EXERCISE INSTRUCTIONS
Retype, exactly and completely, the listing that comes next, skipping its images.

DATA EXCERPTS
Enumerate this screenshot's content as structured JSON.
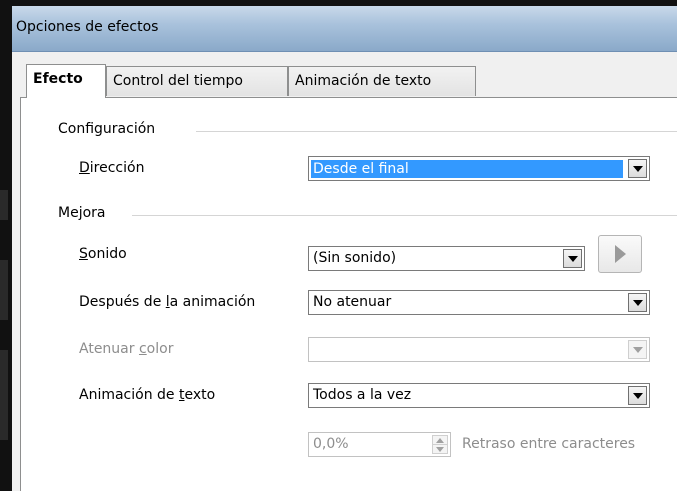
{
  "window": {
    "title": "Opciones de efectos"
  },
  "tabs": [
    {
      "label": "Efecto",
      "active": true
    },
    {
      "label": "Control del tiempo",
      "active": false
    },
    {
      "label": "Animación de texto",
      "active": false
    }
  ],
  "config": {
    "group_label": "Configuración",
    "direccion": {
      "label_pre": "",
      "label_u": "D",
      "label_post": "irección",
      "value": "Desde el final"
    }
  },
  "mejora": {
    "group_label": "Mejora",
    "sonido": {
      "label_u": "S",
      "label_post": "onido",
      "value": "(Sin sonido)"
    },
    "despues": {
      "label_pre": "Después de ",
      "label_u": "l",
      "label_post": "a animación",
      "value": "No atenuar"
    },
    "atenuar": {
      "label_pre": "Atenuar ",
      "label_u": "c",
      "label_post": "olor",
      "value": ""
    },
    "animacion_texto": {
      "label_pre": "Animación de ",
      "label_u": "t",
      "label_post": "exto",
      "value": "Todos a la vez"
    },
    "retraso": {
      "value": "0,0%",
      "label": "Retraso entre caracteres"
    }
  }
}
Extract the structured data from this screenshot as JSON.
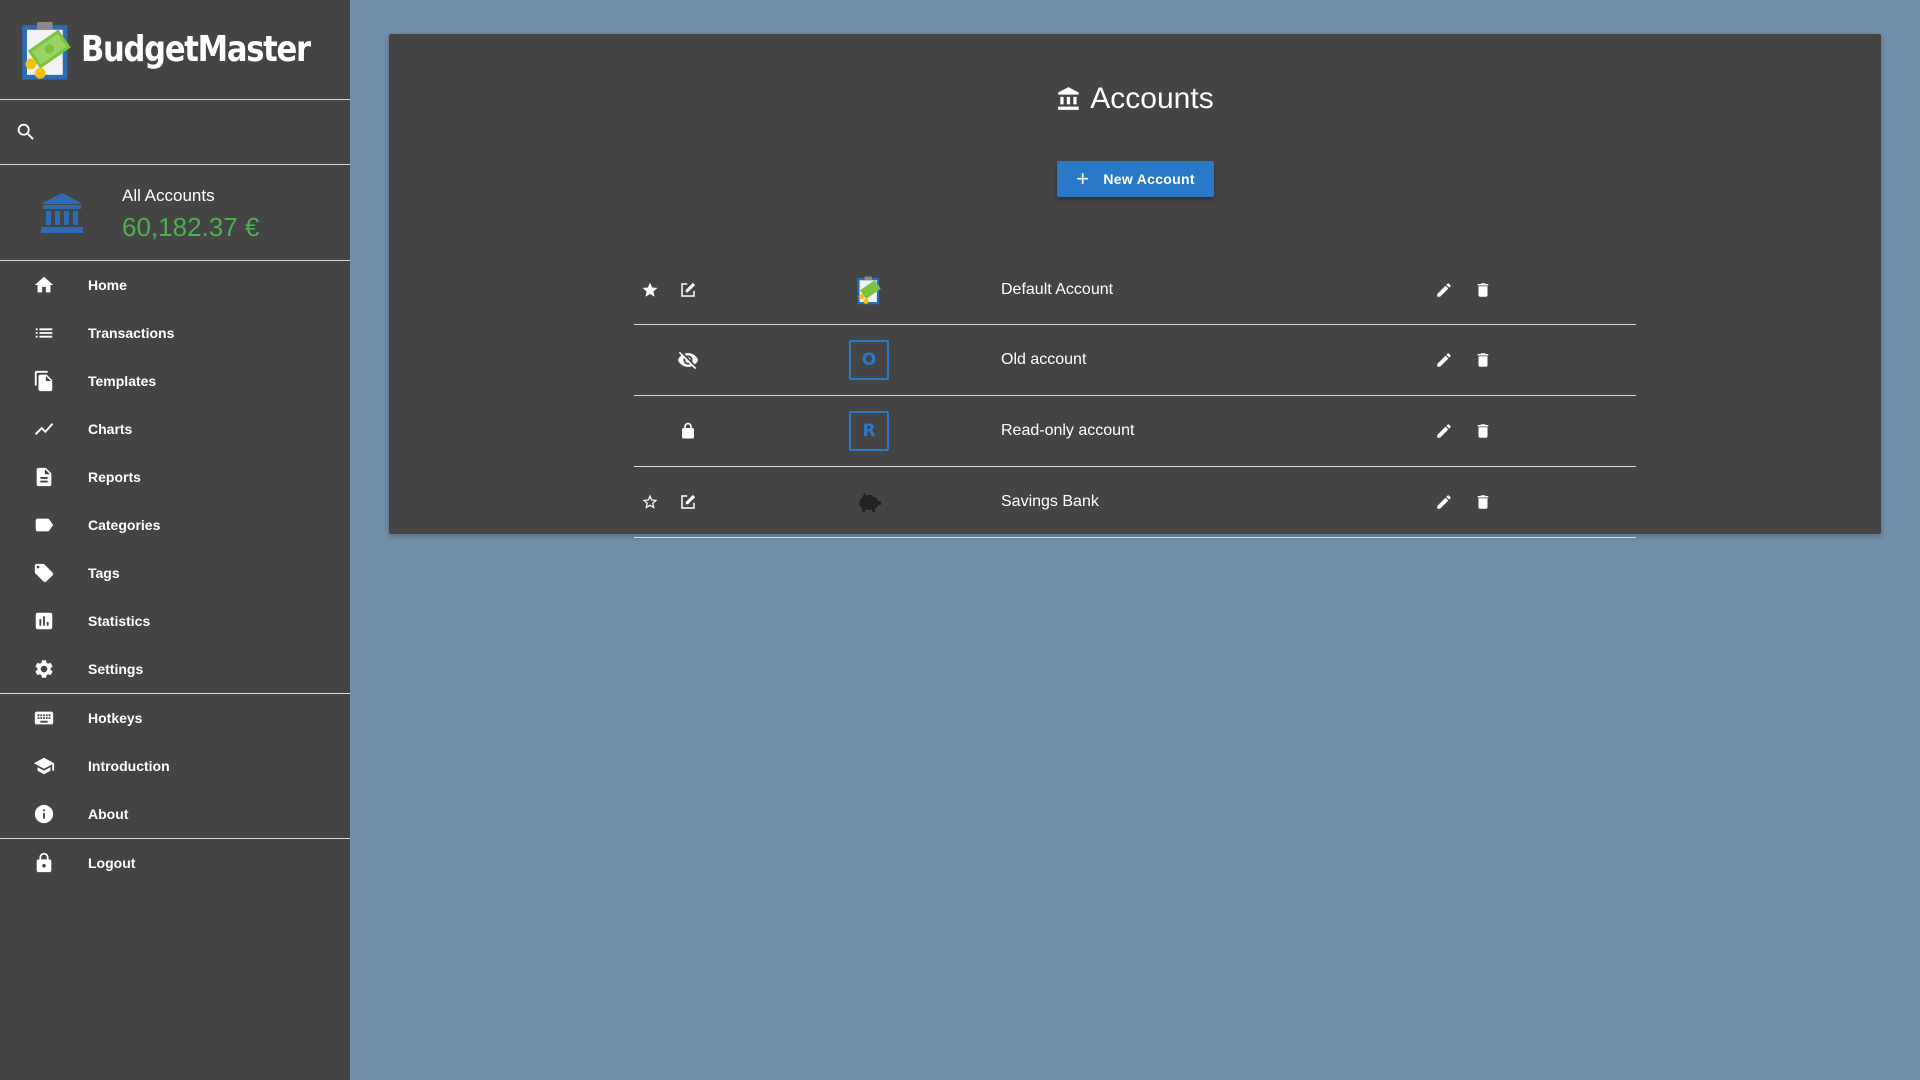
{
  "app": {
    "name": "BudgetMaster"
  },
  "search": {
    "placeholder": ""
  },
  "account_selector": {
    "name": "All Accounts",
    "balance": "60,182.37 €",
    "balance_color": "#4caf50"
  },
  "nav": {
    "home": "Home",
    "transactions": "Transactions",
    "templates": "Templates",
    "charts": "Charts",
    "reports": "Reports",
    "categories": "Categories",
    "tags": "Tags",
    "statistics": "Statistics",
    "settings": "Settings",
    "hotkeys": "Hotkeys",
    "introduction": "Introduction",
    "about": "About",
    "logout": "Logout"
  },
  "page": {
    "title": "Accounts",
    "title_icon": "bank-icon",
    "new_button_label": "New Account",
    "accent_color": "#2979c8"
  },
  "accounts": [
    {
      "name": "Default Account",
      "favorite": true,
      "state_icon": "edit-note-icon",
      "logo": "budgetmaster-logo-icon",
      "logo_letter": ""
    },
    {
      "name": "Old account",
      "favorite": false,
      "state_icon": "eye-off-icon",
      "logo": "letter-logo",
      "logo_letter": "O"
    },
    {
      "name": "Read-only account",
      "favorite": false,
      "state_icon": "lock-icon",
      "logo": "letter-logo",
      "logo_letter": "R"
    },
    {
      "name": "Savings Bank",
      "favorite": false,
      "state_icon": "edit-note-icon",
      "logo": "piggy-bank-icon",
      "logo_letter": ""
    }
  ]
}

SOLUTION TO THE PROBLEM
Enumerate this screenshot's content as structured JSON.
{
  "window": {
    "title": "Opciones de efectos"
  },
  "tabs": [
    {
      "label": "Efecto",
      "active": true
    },
    {
      "label": "Control del tiempo",
      "active": false
    },
    {
      "label": "Animación de texto",
      "active": false
    }
  ],
  "config": {
    "group_label": "Configuración",
    "direccion": {
      "label_pre": "",
      "label_u": "D",
      "label_post": "irección",
      "value": "Desde el final"
    }
  },
  "mejora": {
    "group_label": "Mejora",
    "sonido": {
      "label_u": "S",
      "label_post": "onido",
      "value": "(Sin sonido)"
    },
    "despues": {
      "label_pre": "Después de ",
      "label_u": "l",
      "label_post": "a animación",
      "value": "No atenuar"
    },
    "atenuar": {
      "label_pre": "Atenuar ",
      "label_u": "c",
      "label_post": "olor",
      "value": ""
    },
    "animacion_texto": {
      "label_pre": "Animación de ",
      "label_u": "t",
      "label_post": "exto",
      "value": "Todos a la vez"
    },
    "retraso": {
      "value": "0,0%",
      "label": "Retraso entre caracteres"
    }
  }
}
Extract the structured data from this screenshot as JSON.
{
  "app": {
    "name": "BudgetMaster"
  },
  "search": {
    "placeholder": ""
  },
  "account_selector": {
    "name": "All Accounts",
    "balance": "60,182.37 €",
    "balance_color": "#4caf50"
  },
  "nav": {
    "home": "Home",
    "transactions": "Transactions",
    "templates": "Templates",
    "charts": "Charts",
    "reports": "Reports",
    "categories": "Categories",
    "tags": "Tags",
    "statistics": "Statistics",
    "settings": "Settings",
    "hotkeys": "Hotkeys",
    "introduction": "Introduction",
    "about": "About",
    "logout": "Logout"
  },
  "page": {
    "title": "Accounts",
    "title_icon": "bank-icon",
    "new_button_label": "New Account",
    "accent_color": "#2979c8"
  },
  "accounts": [
    {
      "name": "Default Account",
      "favorite": true,
      "state_icon": "edit-note-icon",
      "logo": "budgetmaster-logo-icon",
      "logo_letter": ""
    },
    {
      "name": "Old account",
      "favorite": false,
      "state_icon": "eye-off-icon",
      "logo": "letter-logo",
      "logo_letter": "O"
    },
    {
      "name": "Read-only account",
      "favorite": false,
      "state_icon": "lock-icon",
      "logo": "letter-logo",
      "logo_letter": "R"
    },
    {
      "name": "Savings Bank",
      "favorite": false,
      "state_icon": "edit-note-icon",
      "logo": "piggy-bank-icon",
      "logo_letter": ""
    }
  ]
}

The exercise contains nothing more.